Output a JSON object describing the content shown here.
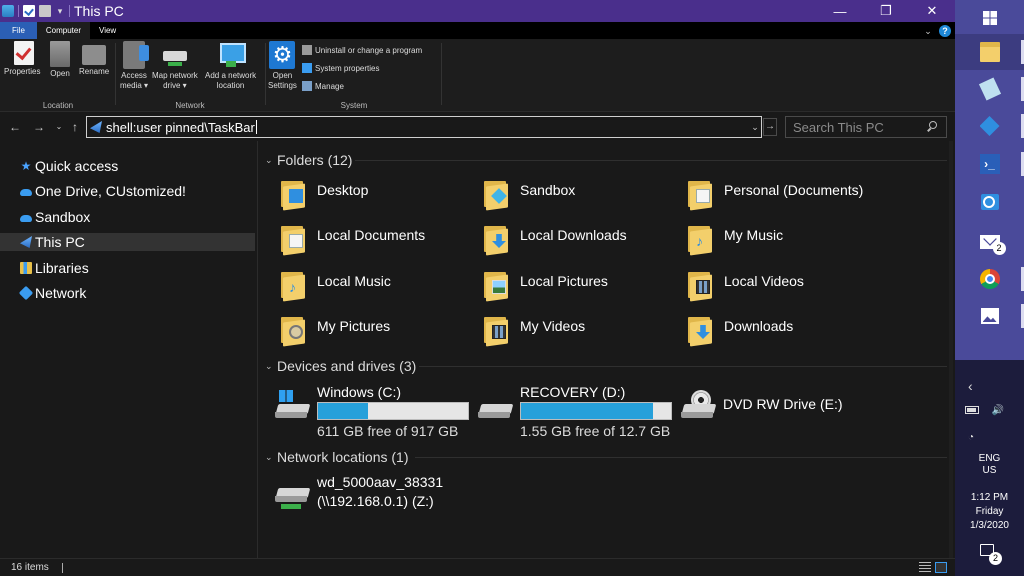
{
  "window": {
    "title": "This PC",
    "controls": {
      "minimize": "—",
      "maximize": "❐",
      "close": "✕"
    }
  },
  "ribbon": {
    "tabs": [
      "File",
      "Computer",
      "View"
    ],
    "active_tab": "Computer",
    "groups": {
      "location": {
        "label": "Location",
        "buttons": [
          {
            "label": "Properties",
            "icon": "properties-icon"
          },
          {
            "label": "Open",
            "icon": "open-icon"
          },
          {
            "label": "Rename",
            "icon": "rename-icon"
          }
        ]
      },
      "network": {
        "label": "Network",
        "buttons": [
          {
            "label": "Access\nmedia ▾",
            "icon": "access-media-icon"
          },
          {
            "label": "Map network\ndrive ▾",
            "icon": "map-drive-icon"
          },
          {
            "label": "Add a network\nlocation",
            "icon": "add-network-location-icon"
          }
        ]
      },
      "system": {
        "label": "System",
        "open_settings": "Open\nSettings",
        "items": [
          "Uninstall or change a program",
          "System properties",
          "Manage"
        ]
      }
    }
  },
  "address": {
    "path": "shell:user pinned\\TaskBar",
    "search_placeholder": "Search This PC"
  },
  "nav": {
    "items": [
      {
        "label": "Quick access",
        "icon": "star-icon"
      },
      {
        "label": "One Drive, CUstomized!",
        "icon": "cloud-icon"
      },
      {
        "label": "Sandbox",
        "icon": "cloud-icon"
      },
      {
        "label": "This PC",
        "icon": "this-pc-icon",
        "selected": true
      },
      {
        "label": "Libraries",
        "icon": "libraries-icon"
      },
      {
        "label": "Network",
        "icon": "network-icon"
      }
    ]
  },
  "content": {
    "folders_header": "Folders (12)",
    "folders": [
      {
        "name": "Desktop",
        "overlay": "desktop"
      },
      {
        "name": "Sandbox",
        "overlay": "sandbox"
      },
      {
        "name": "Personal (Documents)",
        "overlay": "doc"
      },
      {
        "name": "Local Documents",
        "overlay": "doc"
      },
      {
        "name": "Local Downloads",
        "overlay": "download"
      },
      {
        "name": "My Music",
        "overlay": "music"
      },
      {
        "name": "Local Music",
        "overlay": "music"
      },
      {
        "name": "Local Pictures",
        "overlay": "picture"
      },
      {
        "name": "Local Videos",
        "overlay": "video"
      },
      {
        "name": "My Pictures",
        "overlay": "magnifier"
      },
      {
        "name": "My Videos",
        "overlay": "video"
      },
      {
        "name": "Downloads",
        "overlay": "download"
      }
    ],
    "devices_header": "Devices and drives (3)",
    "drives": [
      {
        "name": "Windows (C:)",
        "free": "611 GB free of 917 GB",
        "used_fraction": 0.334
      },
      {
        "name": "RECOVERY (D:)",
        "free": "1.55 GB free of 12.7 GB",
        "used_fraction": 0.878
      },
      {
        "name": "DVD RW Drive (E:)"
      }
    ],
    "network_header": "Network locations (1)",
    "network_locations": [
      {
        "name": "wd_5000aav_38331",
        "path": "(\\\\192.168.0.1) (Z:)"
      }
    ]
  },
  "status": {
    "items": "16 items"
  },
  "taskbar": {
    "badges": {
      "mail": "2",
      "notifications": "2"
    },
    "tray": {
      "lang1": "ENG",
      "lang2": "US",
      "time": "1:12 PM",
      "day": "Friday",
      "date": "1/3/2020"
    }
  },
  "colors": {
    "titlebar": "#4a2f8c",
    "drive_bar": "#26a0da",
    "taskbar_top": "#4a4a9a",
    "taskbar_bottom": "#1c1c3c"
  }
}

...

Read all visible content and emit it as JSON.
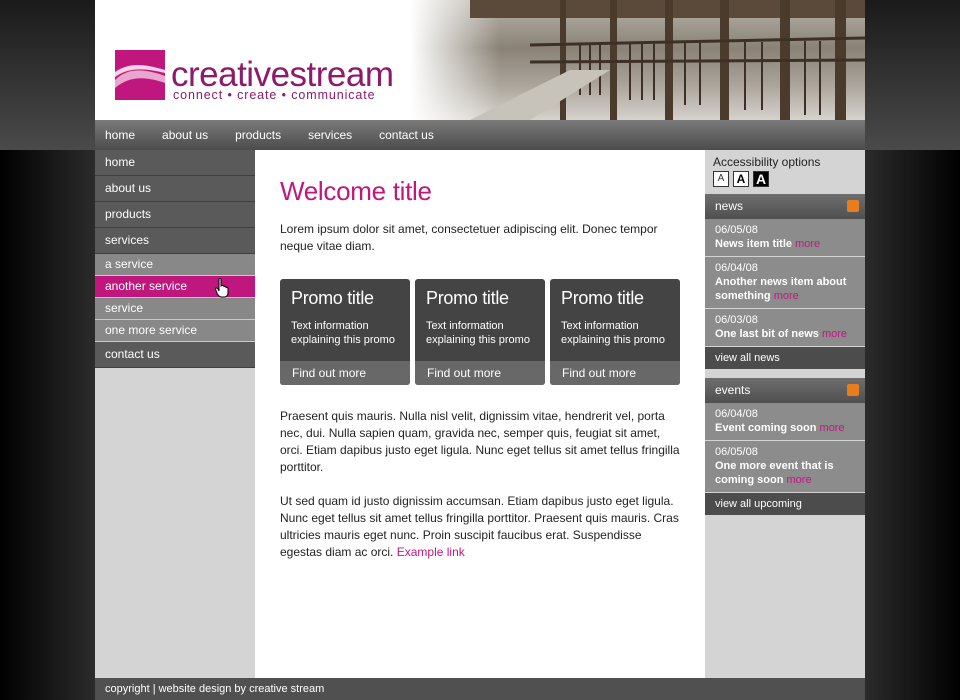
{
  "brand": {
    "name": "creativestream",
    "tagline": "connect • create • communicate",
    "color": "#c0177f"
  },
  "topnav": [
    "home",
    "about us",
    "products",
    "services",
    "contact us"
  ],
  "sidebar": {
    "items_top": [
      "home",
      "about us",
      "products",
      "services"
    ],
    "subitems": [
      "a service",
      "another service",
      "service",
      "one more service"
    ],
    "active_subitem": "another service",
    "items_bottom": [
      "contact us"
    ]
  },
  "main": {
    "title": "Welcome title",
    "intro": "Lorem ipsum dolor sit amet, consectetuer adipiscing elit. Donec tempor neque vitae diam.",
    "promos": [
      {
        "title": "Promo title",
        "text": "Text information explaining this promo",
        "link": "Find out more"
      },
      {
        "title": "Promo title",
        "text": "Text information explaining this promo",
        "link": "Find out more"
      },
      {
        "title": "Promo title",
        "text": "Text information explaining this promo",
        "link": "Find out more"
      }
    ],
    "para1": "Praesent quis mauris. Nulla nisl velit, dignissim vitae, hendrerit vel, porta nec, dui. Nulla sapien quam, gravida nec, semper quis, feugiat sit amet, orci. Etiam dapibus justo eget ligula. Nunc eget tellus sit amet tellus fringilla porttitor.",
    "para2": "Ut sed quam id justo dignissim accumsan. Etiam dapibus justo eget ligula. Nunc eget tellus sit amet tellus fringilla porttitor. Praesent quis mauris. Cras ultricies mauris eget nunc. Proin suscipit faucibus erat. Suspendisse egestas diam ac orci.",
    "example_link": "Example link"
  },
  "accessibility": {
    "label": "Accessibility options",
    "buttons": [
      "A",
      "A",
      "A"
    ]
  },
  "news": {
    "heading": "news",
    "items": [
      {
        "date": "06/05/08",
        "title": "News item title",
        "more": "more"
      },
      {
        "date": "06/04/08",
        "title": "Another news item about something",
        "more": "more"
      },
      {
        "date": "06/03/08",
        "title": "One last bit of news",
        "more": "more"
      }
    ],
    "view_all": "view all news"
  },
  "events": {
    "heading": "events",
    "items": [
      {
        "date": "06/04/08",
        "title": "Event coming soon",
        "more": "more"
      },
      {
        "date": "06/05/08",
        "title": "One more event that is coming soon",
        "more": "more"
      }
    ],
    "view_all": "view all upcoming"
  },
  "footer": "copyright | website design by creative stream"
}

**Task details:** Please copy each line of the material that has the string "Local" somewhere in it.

**Solution for this task:**
        "name": "Local Documents",
        "name": "Local Downloads",
        "name": "Local Music",
        "name": "Local Pictures",
        "name": "Local Videos",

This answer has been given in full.